From the feuding lords of the 19th century through Hereditary Monarchy to the present day Constitutional Democratic Monarchy, Bhutan has come through a smooth transition in the change of its political system.
Though informally, the country was in practice of democratic ways way back since 1953 with the establishment of the National Assembly and the National council and with it decentralization having come in practice.
The constitution of Bhutan was formally launched on 1st November, 2008, followed by the first democratic election the same year. Druk Phuensum Tshogpa made a landslide victory against the People’s Democratic Party securing almost 98% of the parliamentary seat and thus forming the first democratically elected government. Jigme Yoezer Thinley entered Bhutan history as the first democratically elected Prime Minister.
Ironically, five years later, today we have the former opposition party, People’s Democratic Party run the government, with its president Tshering Tobgay as the Second prime Minister.

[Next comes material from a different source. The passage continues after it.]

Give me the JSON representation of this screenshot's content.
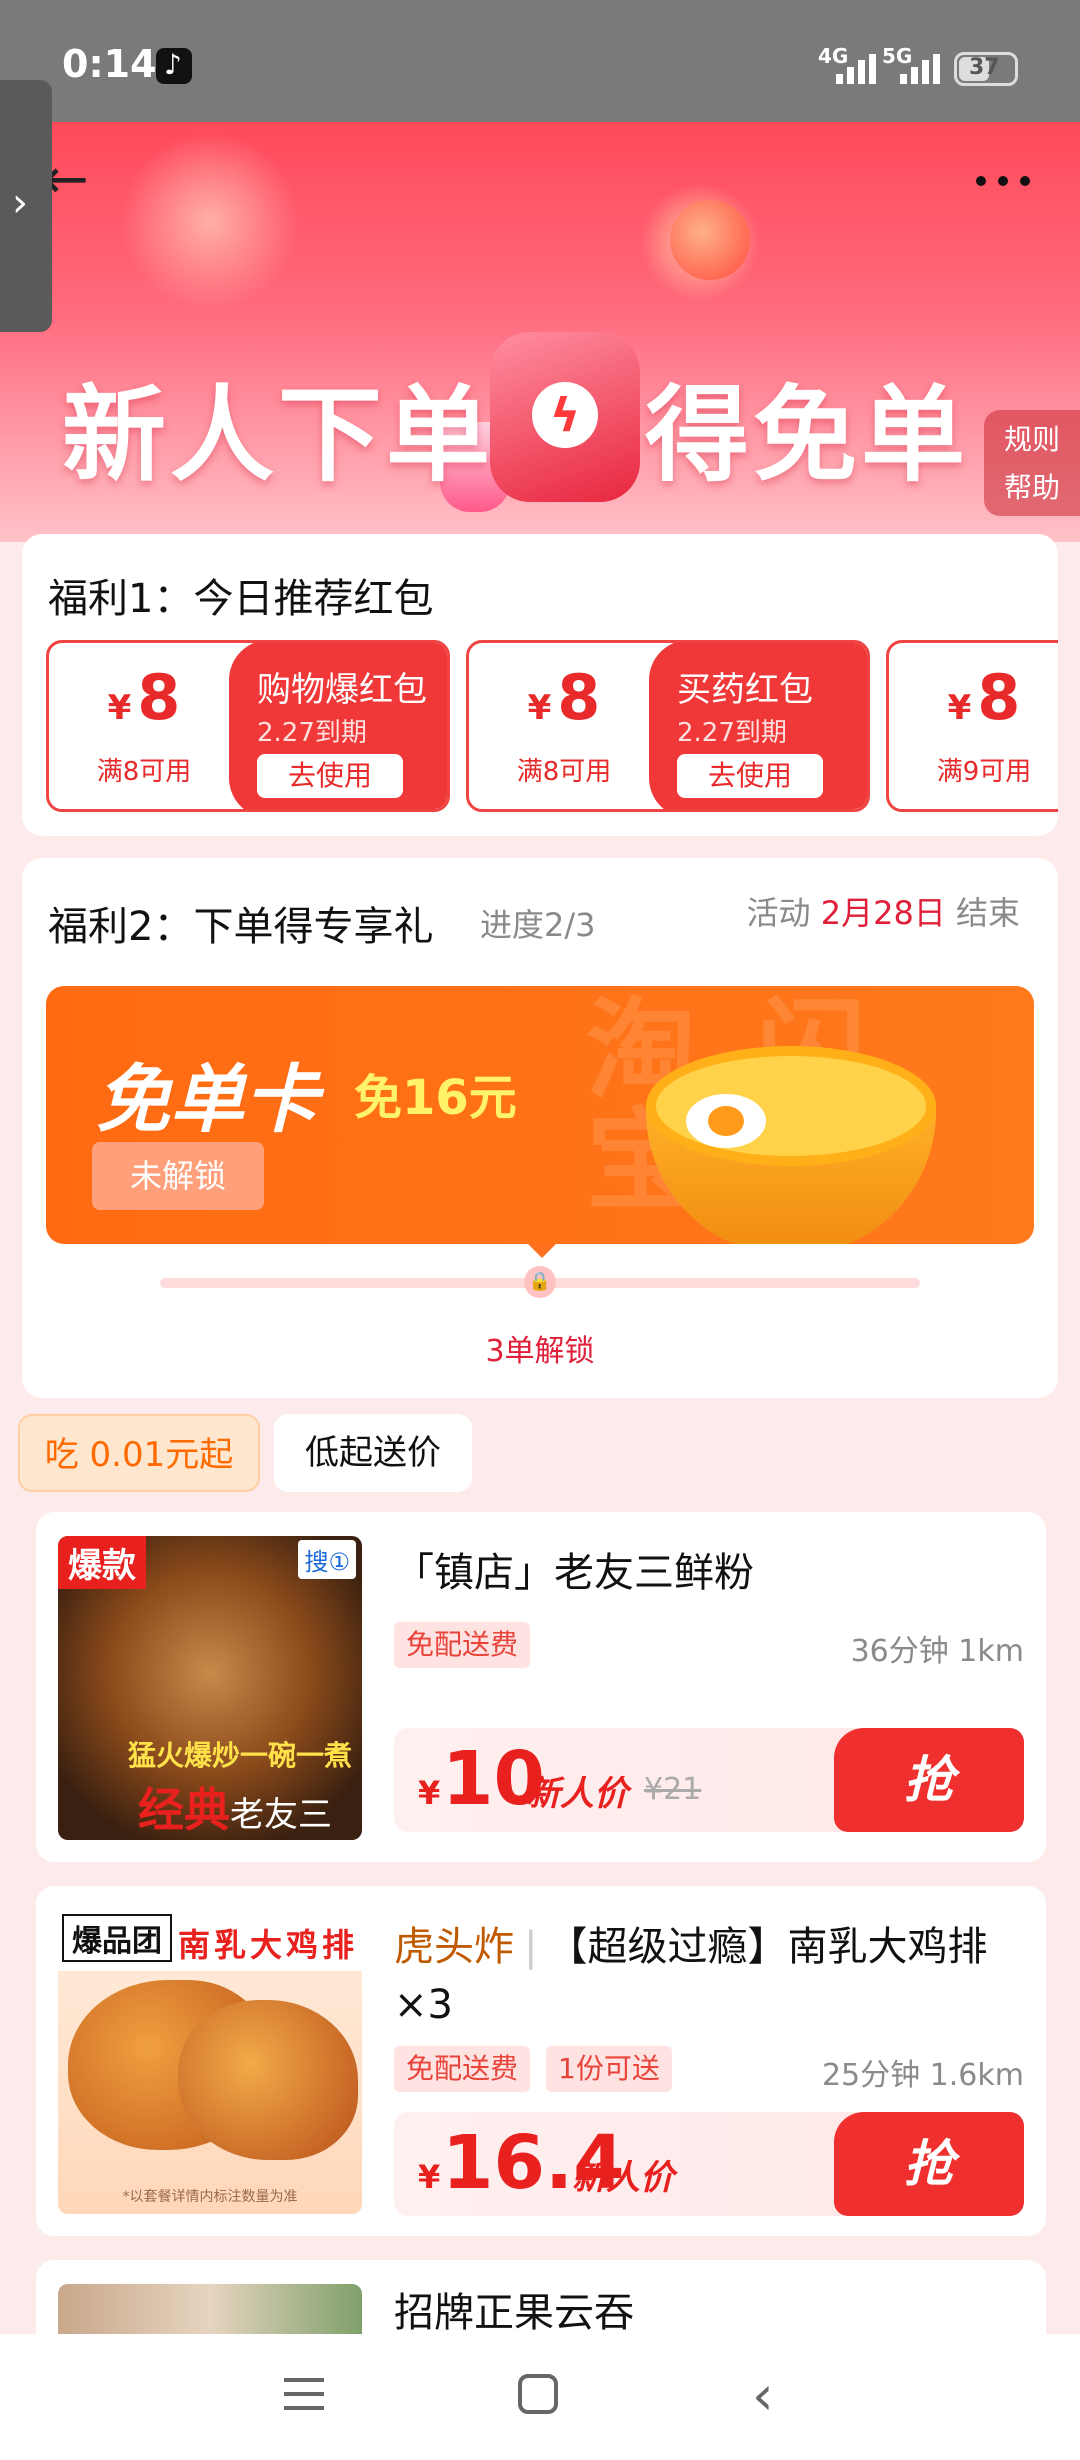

Alongside democracy, the country has seen a huge leap forward in developmental pace. Change of the better is manifest in every rung of the society and in every citizen.